[EXERCISE GOAL] Go line by line through the entries below and copy those containing the string "Scene".

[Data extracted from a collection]
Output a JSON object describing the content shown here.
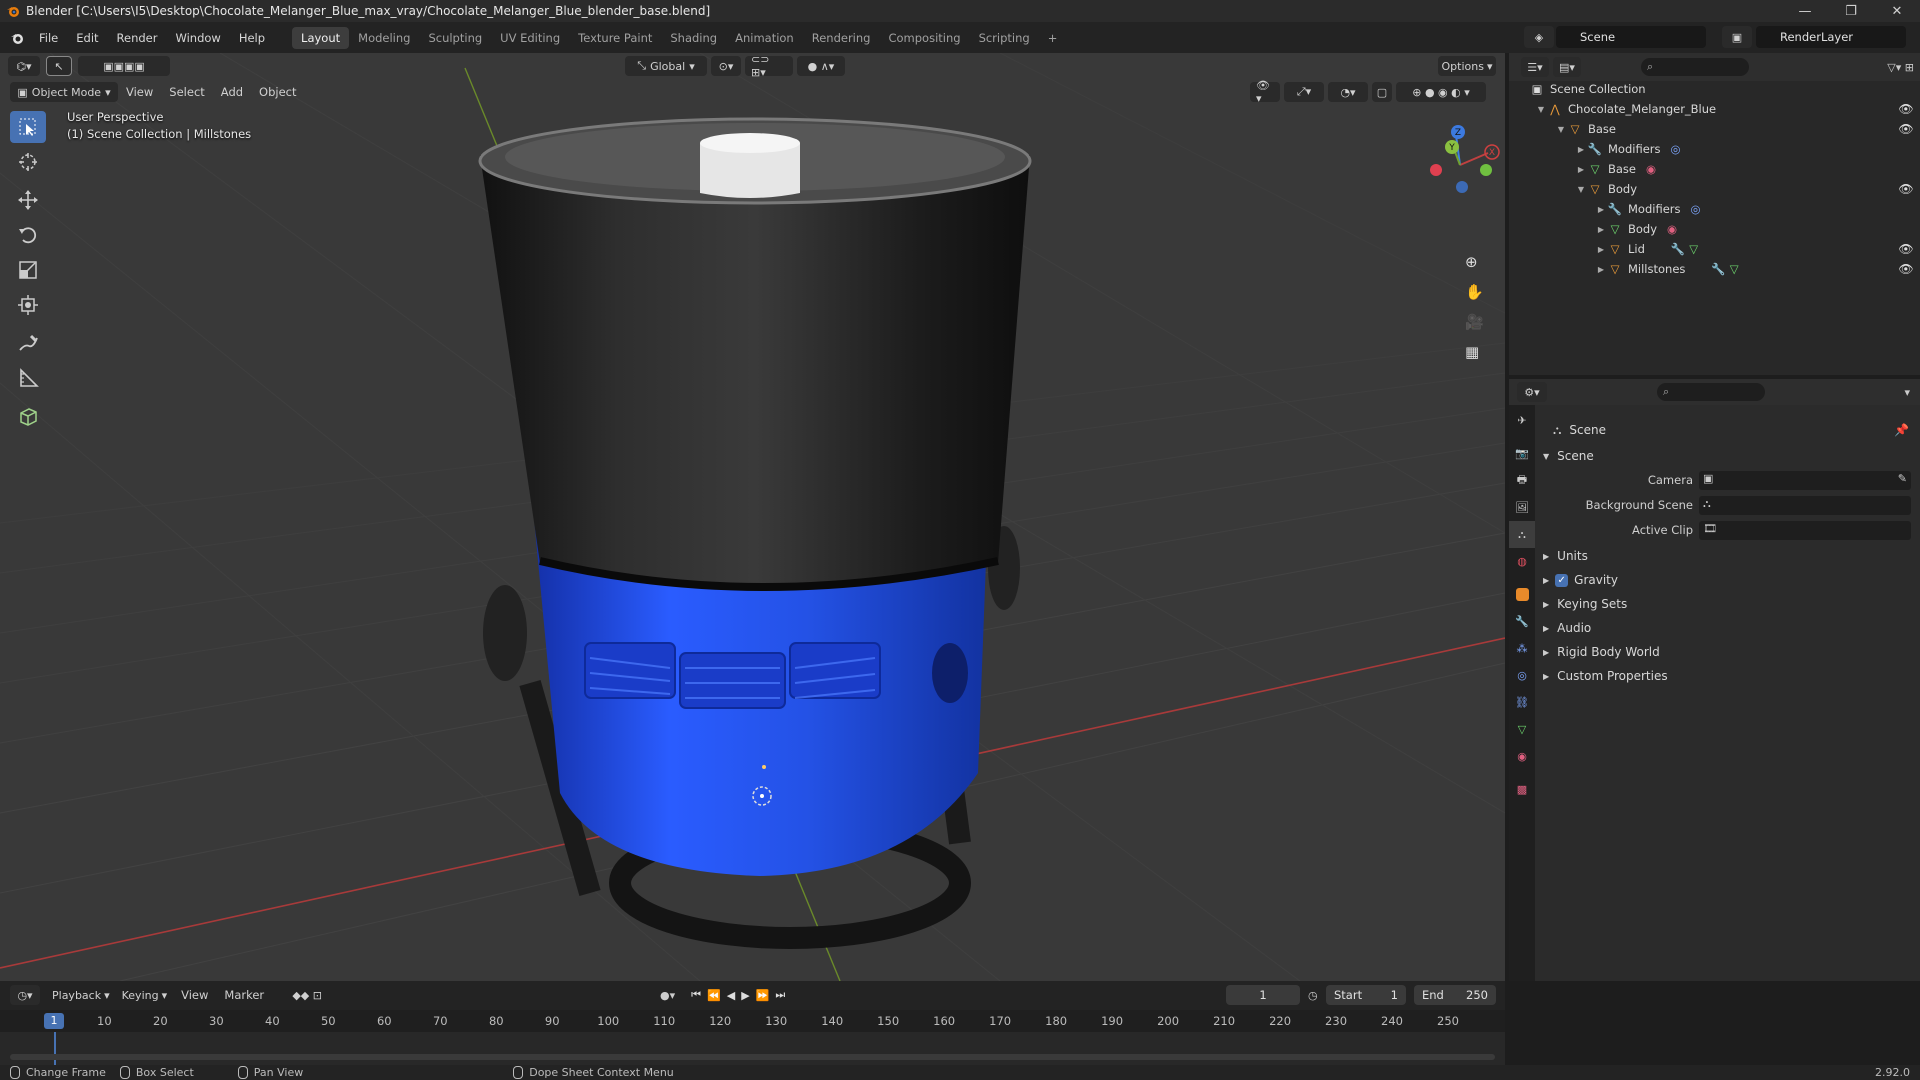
{
  "window": {
    "title": "Blender [C:\\Users\\I5\\Desktop\\Chocolate_Melanger_Blue_max_vray/Chocolate_Melanger_Blue_blender_base.blend]",
    "minimize": "—",
    "maximize": "❐",
    "close": "✕"
  },
  "menu": [
    "File",
    "Edit",
    "Render",
    "Window",
    "Help"
  ],
  "workspaces": [
    "Layout",
    "Modeling",
    "Sculpting",
    "UV Editing",
    "Texture Paint",
    "Shading",
    "Animation",
    "Rendering",
    "Compositing",
    "Scripting"
  ],
  "workspace_add": "+",
  "scene_name": "Scene",
  "view_layer": "RenderLayer",
  "viewport": {
    "mode": "Object Mode",
    "menus": [
      "View",
      "Select",
      "Add",
      "Object"
    ],
    "orientation": "Global",
    "options": "Options",
    "perspective_label": "User Perspective",
    "collection_label": "(1) Scene Collection | Millstones",
    "axis_labels": {
      "x": "X",
      "y": "Y",
      "z": "Z"
    }
  },
  "tools": [
    "select-box",
    "cursor",
    "move",
    "rotate",
    "scale",
    "transform",
    "annotate",
    "measure",
    "add-cube"
  ],
  "outliner": {
    "root": "Scene Collection",
    "items": [
      {
        "label": "Chocolate_Melanger_Blue",
        "icon": "empty",
        "level": 1,
        "expanded": true,
        "eye": true
      },
      {
        "label": "Base",
        "icon": "mesh-object",
        "level": 2,
        "expanded": true,
        "eye": true
      },
      {
        "label": "Modifiers",
        "icon": "wrench",
        "level": 3,
        "expanded": false,
        "eye": false
      },
      {
        "label": "Base",
        "icon": "mesh-data",
        "level": 3,
        "expanded": false,
        "eye": false
      },
      {
        "label": "Body",
        "icon": "mesh-object",
        "level": 3,
        "expanded": true,
        "eye": true
      },
      {
        "label": "Modifiers",
        "icon": "wrench",
        "level": 4,
        "expanded": false,
        "eye": false
      },
      {
        "label": "Body",
        "icon": "mesh-data",
        "level": 4,
        "expanded": false,
        "eye": false
      },
      {
        "label": "Lid",
        "icon": "mesh-object",
        "level": 4,
        "expanded": false,
        "eye": true
      },
      {
        "label": "Millstones",
        "icon": "mesh-object",
        "level": 4,
        "expanded": false,
        "eye": true
      }
    ]
  },
  "properties": {
    "context": "Scene",
    "panel_title": "Scene",
    "fields": [
      {
        "label": "Camera",
        "value": ""
      },
      {
        "label": "Background Scene",
        "value": ""
      },
      {
        "label": "Active Clip",
        "value": ""
      }
    ],
    "subpanels": [
      "Units",
      "Gravity",
      "Keying Sets",
      "Audio",
      "Rigid Body World",
      "Custom Properties"
    ],
    "gravity_checked": true
  },
  "timeline": {
    "menus": [
      "Playback",
      "Keying",
      "View",
      "Marker"
    ],
    "current_frame": "1",
    "start_label": "Start",
    "start": "1",
    "end_label": "End",
    "end": "250",
    "ticks": [
      "1",
      "10",
      "20",
      "30",
      "40",
      "50",
      "60",
      "70",
      "80",
      "90",
      "100",
      "110",
      "120",
      "130",
      "140",
      "150",
      "160",
      "170",
      "180",
      "190",
      "200",
      "210",
      "220",
      "230",
      "240",
      "250"
    ]
  },
  "statusbar": {
    "items": [
      "Change Frame",
      "Box Select",
      "Pan View",
      "Dope Sheet Context Menu"
    ],
    "version": "2.92.0"
  },
  "colors": {
    "accent": "#4772b3",
    "object_blue": "#2450e0",
    "header_bg": "#232323",
    "viewport_bg": "#393939"
  }
}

[ANSWER BELOW]
  "scene_name": "Scene",
    "collection_label": "(1) Scene Collection | Millstones",
    "root": "Scene Collection",
    "context": "Scene",
    "panel_title": "Scene",
        "label": "Background Scene",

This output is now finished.